=== Section Start ===
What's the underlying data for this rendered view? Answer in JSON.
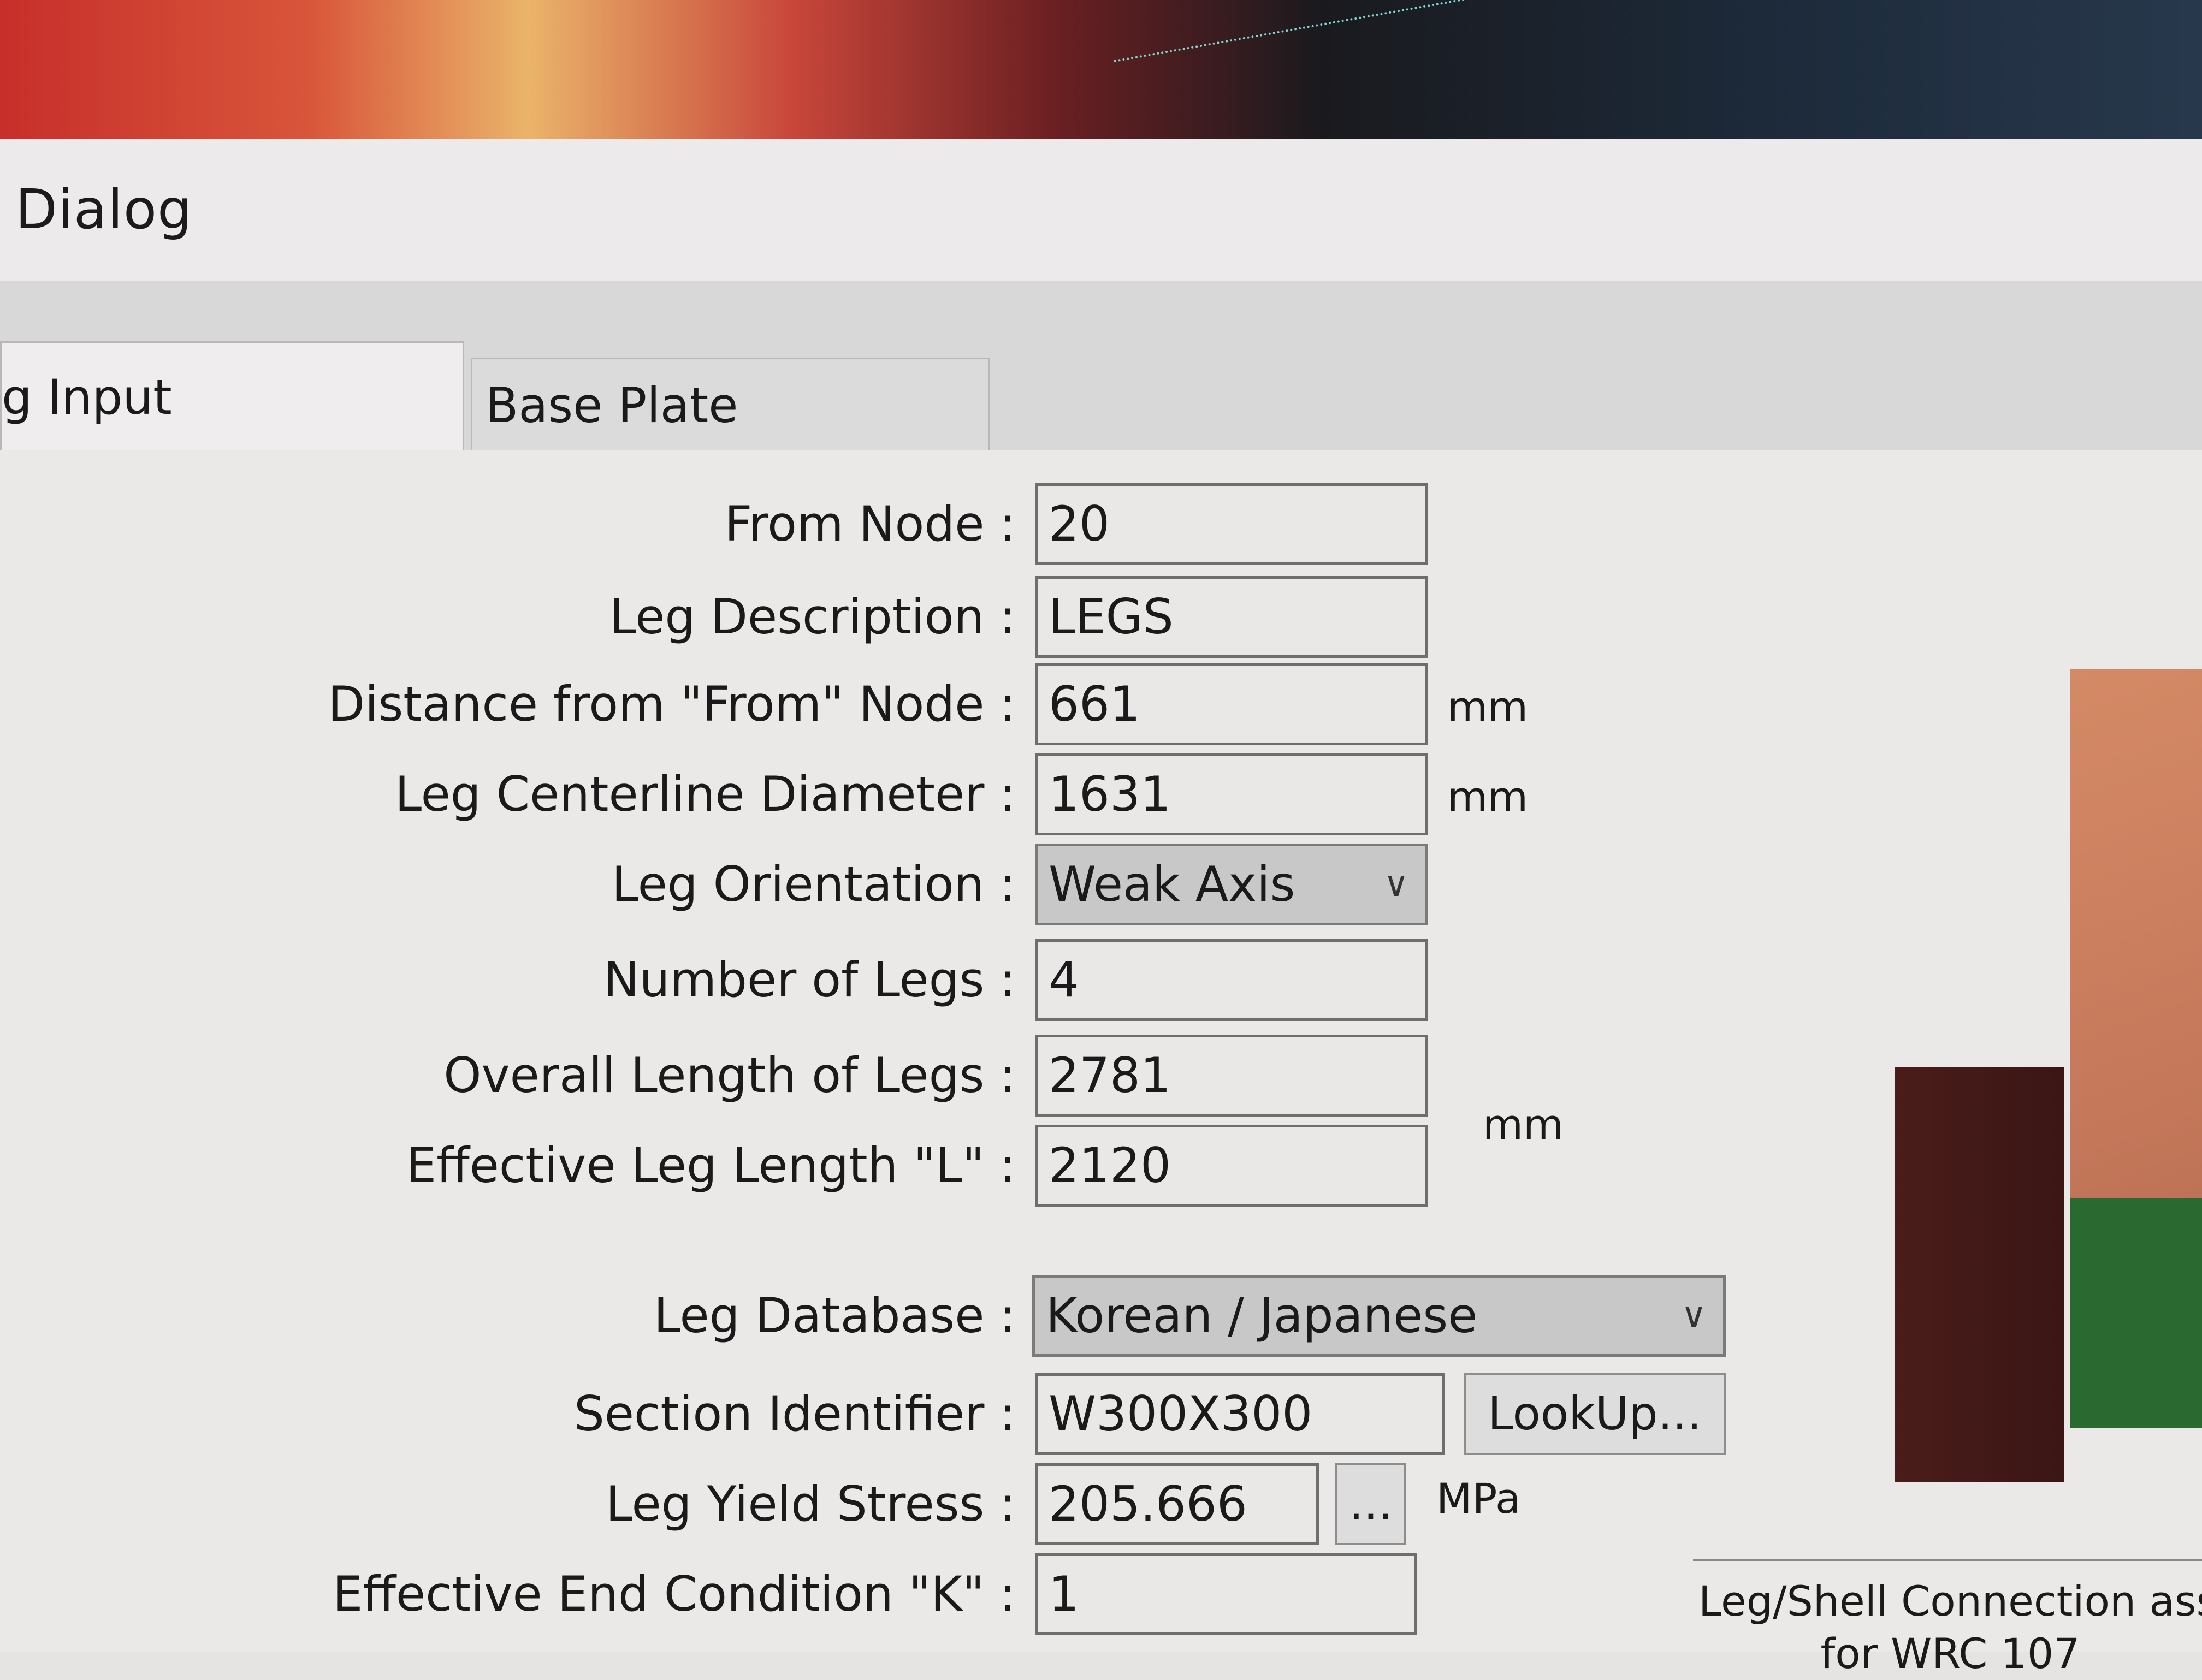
{
  "dialog": {
    "title": "Dialog"
  },
  "tabs": [
    {
      "label": "g Input Parameters",
      "active": true
    },
    {
      "label": "Base Plate Parameters",
      "active": false
    }
  ],
  "form": {
    "from_node": {
      "label": "From Node :",
      "value": "20"
    },
    "leg_description": {
      "label": "Leg Description :",
      "value": "LEGS"
    },
    "distance_from_node": {
      "label": "Distance from \"From\" Node :",
      "value": "661",
      "unit": "mm"
    },
    "centerline_diameter": {
      "label": "Leg Centerline Diameter :",
      "value": "1631",
      "unit": "mm"
    },
    "leg_orientation": {
      "label": "Leg Orientation :",
      "value": "Weak Axis"
    },
    "number_of_legs": {
      "label": "Number of Legs :",
      "value": "4"
    },
    "overall_length": {
      "label": "Overall Length of Legs :",
      "value": "2781"
    },
    "effective_length": {
      "label": "Effective Leg Length \"L\" :",
      "value": "2120"
    },
    "length_unit": "mm",
    "leg_database": {
      "label": "Leg Database :",
      "value": "Korean / Japanese"
    },
    "section_identifier": {
      "label": "Section Identifier :",
      "value": "W300X300",
      "button": "LookUp..."
    },
    "yield_stress": {
      "label": "Leg Yield Stress :",
      "value": "205.666",
      "button": "...",
      "unit": "MPa"
    },
    "end_condition": {
      "label": "Effective End Condition \"K\" :",
      "value": "1"
    }
  },
  "side_note": {
    "line1": "Leg/Shell Connection assum",
    "line2": "for WRC 107"
  },
  "colors": {
    "window_bg": "#e8e6e4",
    "field_border": "#6e6e6e",
    "select_bg": "#c9c8c8"
  }
}
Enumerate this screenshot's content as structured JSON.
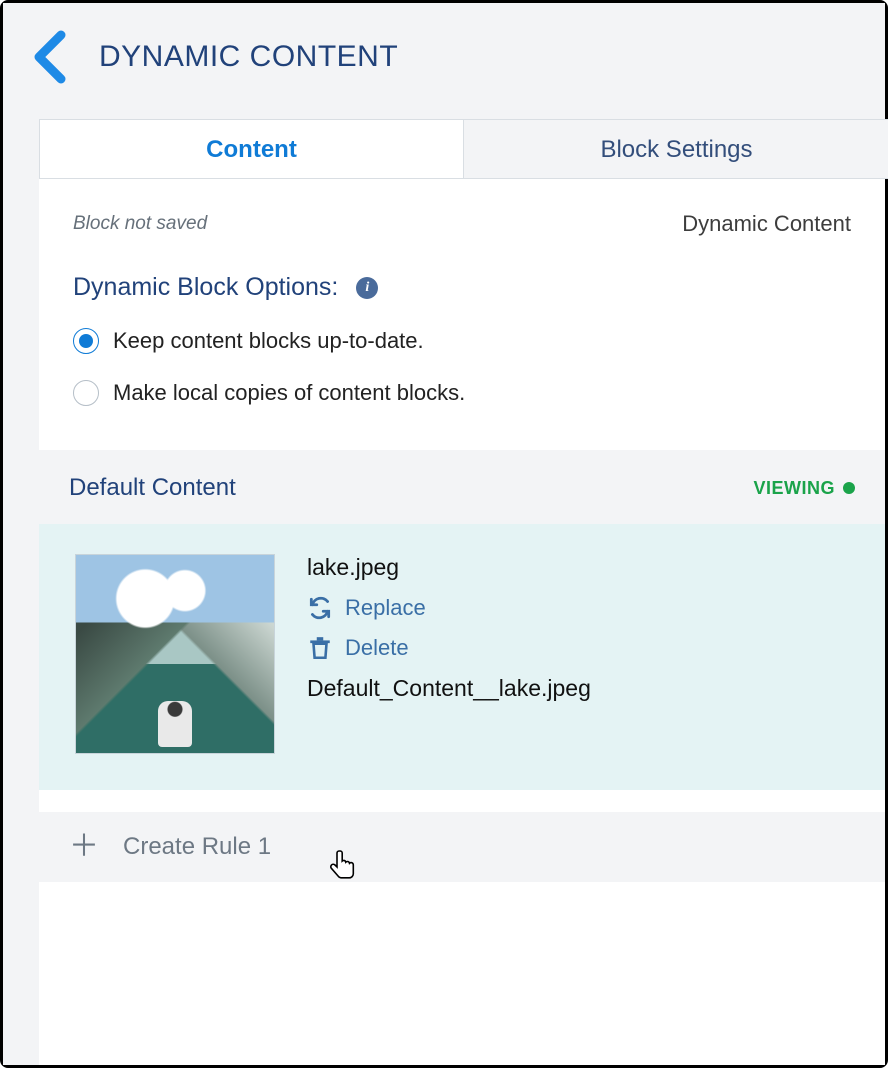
{
  "header": {
    "title": "DYNAMIC CONTENT"
  },
  "tabs": {
    "content": "Content",
    "settings": "Block Settings"
  },
  "status": {
    "not_saved": "Block not saved",
    "type": "Dynamic Content"
  },
  "options": {
    "title": "Dynamic Block Options:",
    "radio1": "Keep content blocks up-to-date.",
    "radio2": "Make local copies of content blocks."
  },
  "default_section": {
    "title": "Default Content",
    "badge": "VIEWING"
  },
  "file": {
    "name": "lake.jpeg",
    "replace": "Replace",
    "delete": "Delete",
    "path": "Default_Content__lake.jpeg"
  },
  "create_rule": {
    "label": "Create Rule 1"
  }
}
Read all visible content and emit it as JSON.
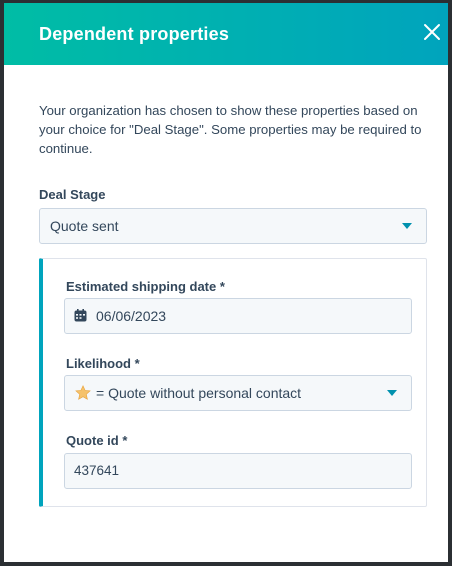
{
  "dialog": {
    "title": "Dependent properties",
    "close_icon": "close-icon",
    "intro_text": "Your organization has chosen to show these properties based on your choice for \"Deal Stage\". Some properties may be required to continue."
  },
  "deal_stage": {
    "label": "Deal Stage",
    "value": "Quote sent"
  },
  "dependent_fields": {
    "shipping_date": {
      "label": "Estimated shipping date *",
      "value": "06/06/2023",
      "icon": "calendar-icon"
    },
    "likelihood": {
      "label": "Likelihood *",
      "value": "= Quote without personal contact",
      "icon": "star-icon"
    },
    "quote_id": {
      "label": "Quote id *",
      "value": "437641"
    }
  },
  "colors": {
    "header_gradient_start": "#00bda5",
    "header_gradient_end": "#00a4bd",
    "accent": "#0091ae",
    "text": "#33475b",
    "star": "#f5c26b"
  }
}
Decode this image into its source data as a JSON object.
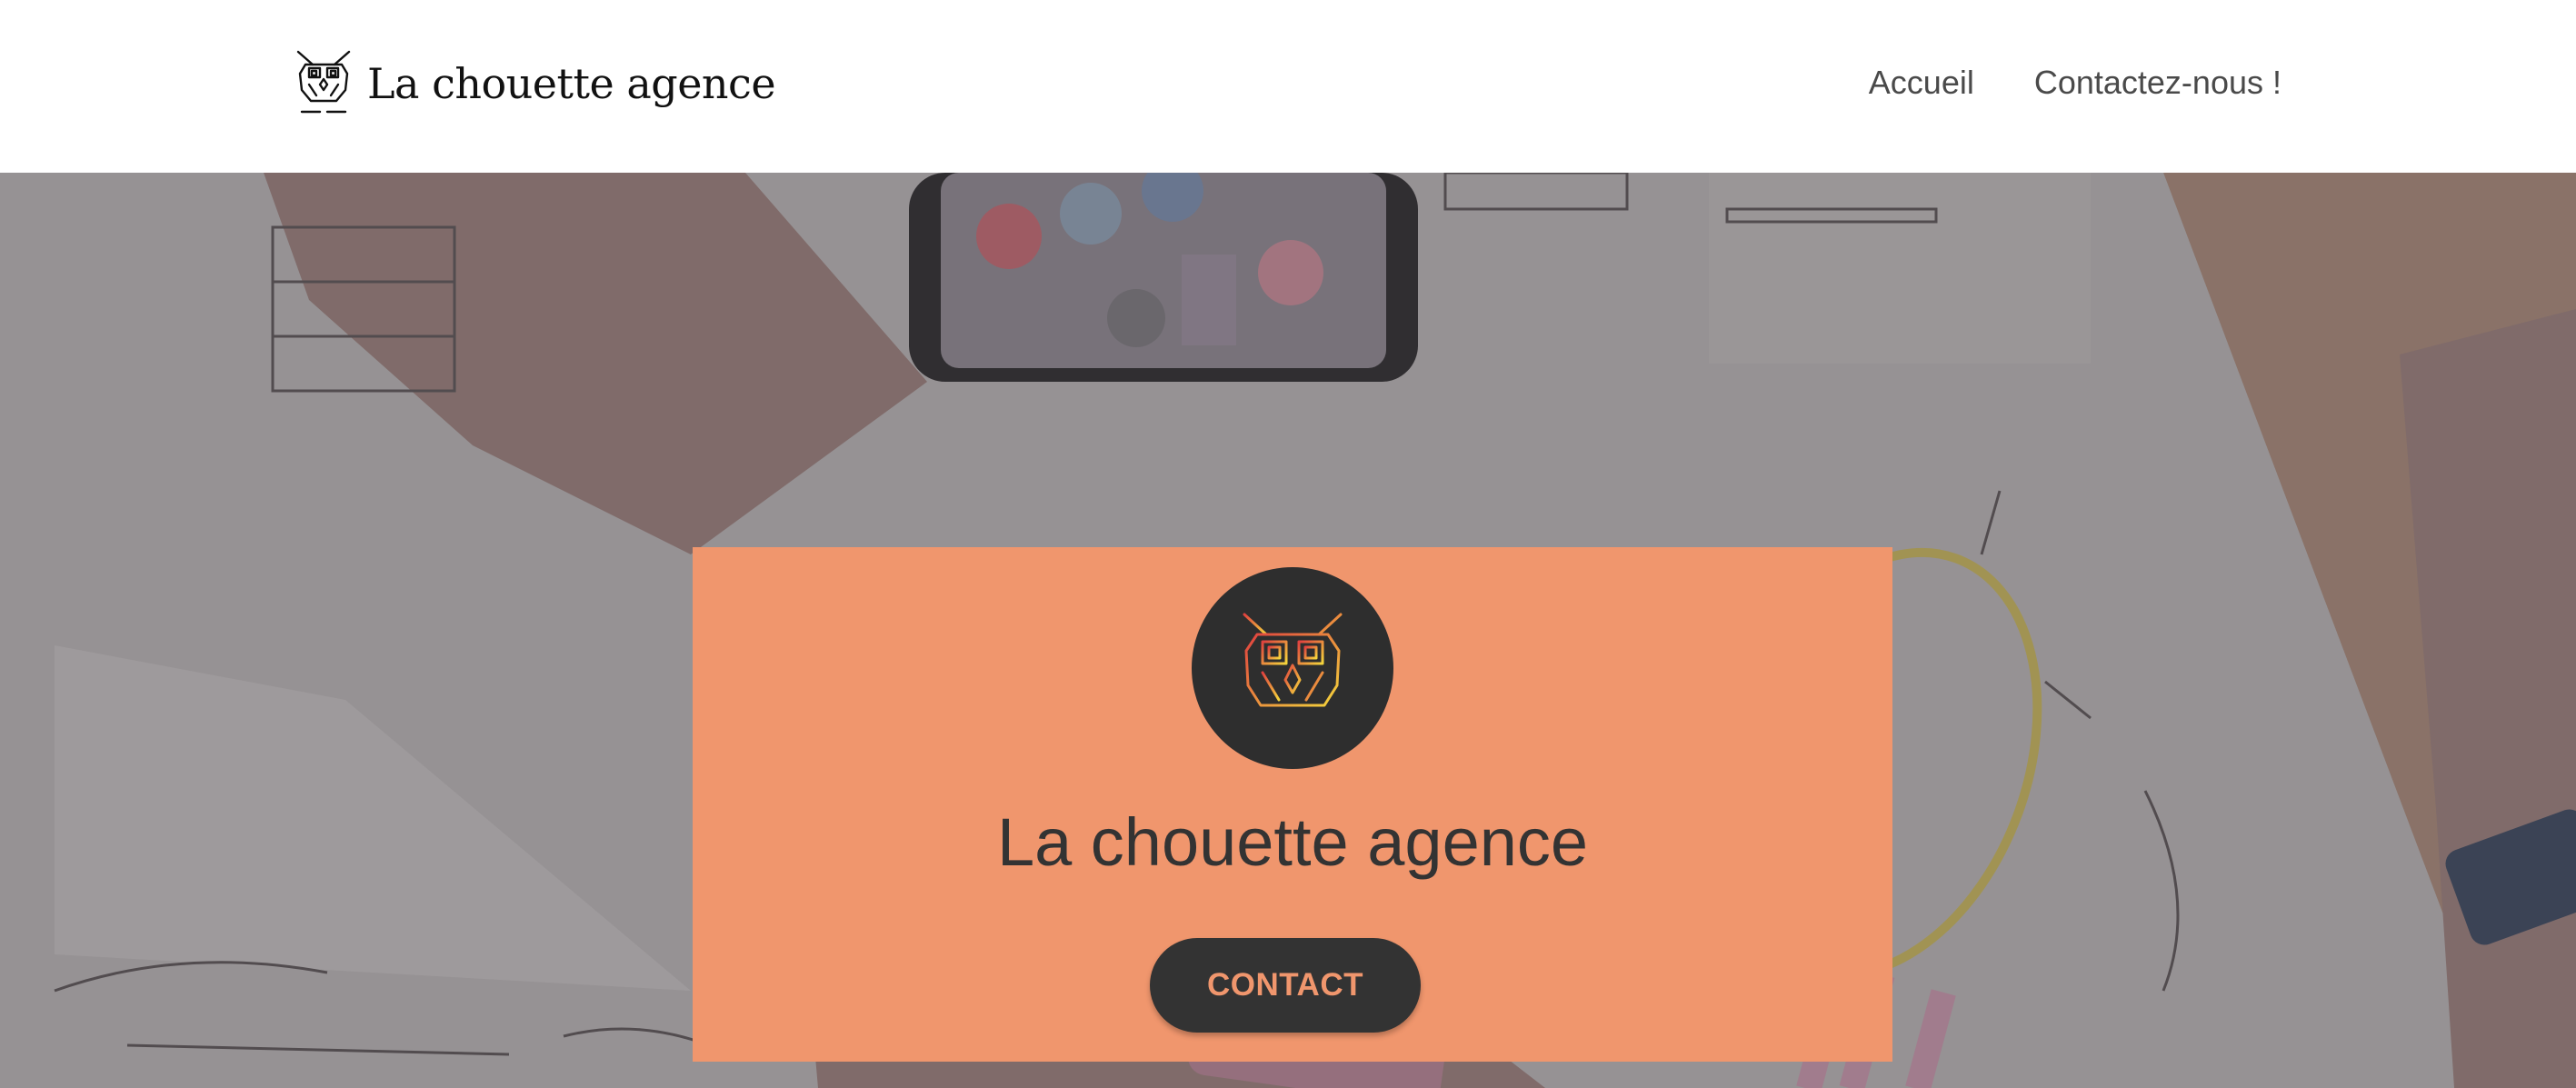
{
  "header": {
    "brand_name": "La chouette agence",
    "logo_icon": "owl-icon",
    "nav": [
      {
        "label": "Accueil"
      },
      {
        "label": "Contactez-nous !"
      }
    ]
  },
  "hero": {
    "background": "photo of people sketching app wireframes on paper with a smartphone",
    "card": {
      "logo_icon": "owl-icon",
      "title": "La chouette agence",
      "button_label": "CONTACT"
    }
  },
  "colors": {
    "accent": "#f0966d",
    "dark": "#333333",
    "owl_gradient_start": "#e0413f",
    "owl_gradient_end": "#f4d53c",
    "header_bg": "#ffffff",
    "nav_text": "#4a4a4a"
  }
}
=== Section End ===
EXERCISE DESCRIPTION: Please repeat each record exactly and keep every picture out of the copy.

TASK RESPONSE:
What's the underlying data for this rendered view? Answer in JSON.
{
  "dialog": {
    "title": "Dialog"
  },
  "tabs": [
    {
      "label": "g Input Parameters",
      "active": true
    },
    {
      "label": "Base Plate Parameters",
      "active": false
    }
  ],
  "form": {
    "from_node": {
      "label": "From Node :",
      "value": "20"
    },
    "leg_description": {
      "label": "Leg Description :",
      "value": "LEGS"
    },
    "distance_from_node": {
      "label": "Distance from \"From\" Node :",
      "value": "661",
      "unit": "mm"
    },
    "centerline_diameter": {
      "label": "Leg Centerline Diameter :",
      "value": "1631",
      "unit": "mm"
    },
    "leg_orientation": {
      "label": "Leg Orientation :",
      "value": "Weak Axis"
    },
    "number_of_legs": {
      "label": "Number of Legs :",
      "value": "4"
    },
    "overall_length": {
      "label": "Overall Length of Legs :",
      "value": "2781"
    },
    "effective_length": {
      "label": "Effective Leg Length \"L\" :",
      "value": "2120"
    },
    "length_unit": "mm",
    "leg_database": {
      "label": "Leg Database :",
      "value": "Korean / Japanese"
    },
    "section_identifier": {
      "label": "Section Identifier :",
      "value": "W300X300",
      "button": "LookUp..."
    },
    "yield_stress": {
      "label": "Leg Yield Stress :",
      "value": "205.666",
      "button": "...",
      "unit": "MPa"
    },
    "end_condition": {
      "label": "Effective End Condition \"K\" :",
      "value": "1"
    }
  },
  "side_note": {
    "line1": "Leg/Shell Connection assum",
    "line2": "for WRC 107"
  },
  "colors": {
    "window_bg": "#e8e6e4",
    "field_border": "#6e6e6e",
    "select_bg": "#c9c8c8"
  }
}
Enumerate this screenshot's content as structured JSON.
{
  "header": {
    "title": "DYNAMIC CONTENT"
  },
  "tabs": {
    "content": "Content",
    "settings": "Block Settings"
  },
  "status": {
    "not_saved": "Block not saved",
    "type": "Dynamic Content"
  },
  "options": {
    "title": "Dynamic Block Options:",
    "radio1": "Keep content blocks up-to-date.",
    "radio2": "Make local copies of content blocks."
  },
  "default_section": {
    "title": "Default Content",
    "badge": "VIEWING"
  },
  "file": {
    "name": "lake.jpeg",
    "replace": "Replace",
    "delete": "Delete",
    "path": "Default_Content__lake.jpeg"
  },
  "create_rule": {
    "label": "Create Rule 1"
  }
}
Read all visible content and emit it as JSON.
{
  "dialog": {
    "title": "Dependent properties",
    "close_icon": "close-icon",
    "intro_text": "Your organization has chosen to show these properties based on your choice for \"Deal Stage\". Some properties may be required to continue."
  },
  "deal_stage": {
    "label": "Deal Stage",
    "value": "Quote sent"
  },
  "dependent_fields": {
    "shipping_date": {
      "label": "Estimated shipping date *",
      "value": "06/06/2023",
      "icon": "calendar-icon"
    },
    "likelihood": {
      "label": "Likelihood *",
      "value": "= Quote without personal contact",
      "icon": "star-icon"
    },
    "quote_id": {
      "label": "Quote id *",
      "value": "437641"
    }
  },
  "colors": {
    "header_gradient_start": "#00bda5",
    "header_gradient_end": "#00a4bd",
    "accent": "#0091ae",
    "text": "#33475b",
    "star": "#f5c26b"
  }
}
Decode this image into its source data as a JSON object.
{
  "header": {
    "brand_name": "La chouette agence",
    "logo_icon": "owl-icon",
    "nav": [
      {
        "label": "Accueil"
      },
      {
        "label": "Contactez-nous !"
      }
    ]
  },
  "hero": {
    "background": "photo of people sketching app wireframes on paper with a smartphone",
    "card": {
      "logo_icon": "owl-icon",
      "title": "La chouette agence",
      "button_label": "CONTACT"
    }
  },
  "colors": {
    "accent": "#f0966d",
    "dark": "#333333",
    "owl_gradient_start": "#e0413f",
    "owl_gradient_end": "#f4d53c",
    "header_bg": "#ffffff",
    "nav_text": "#4a4a4a"
  }
}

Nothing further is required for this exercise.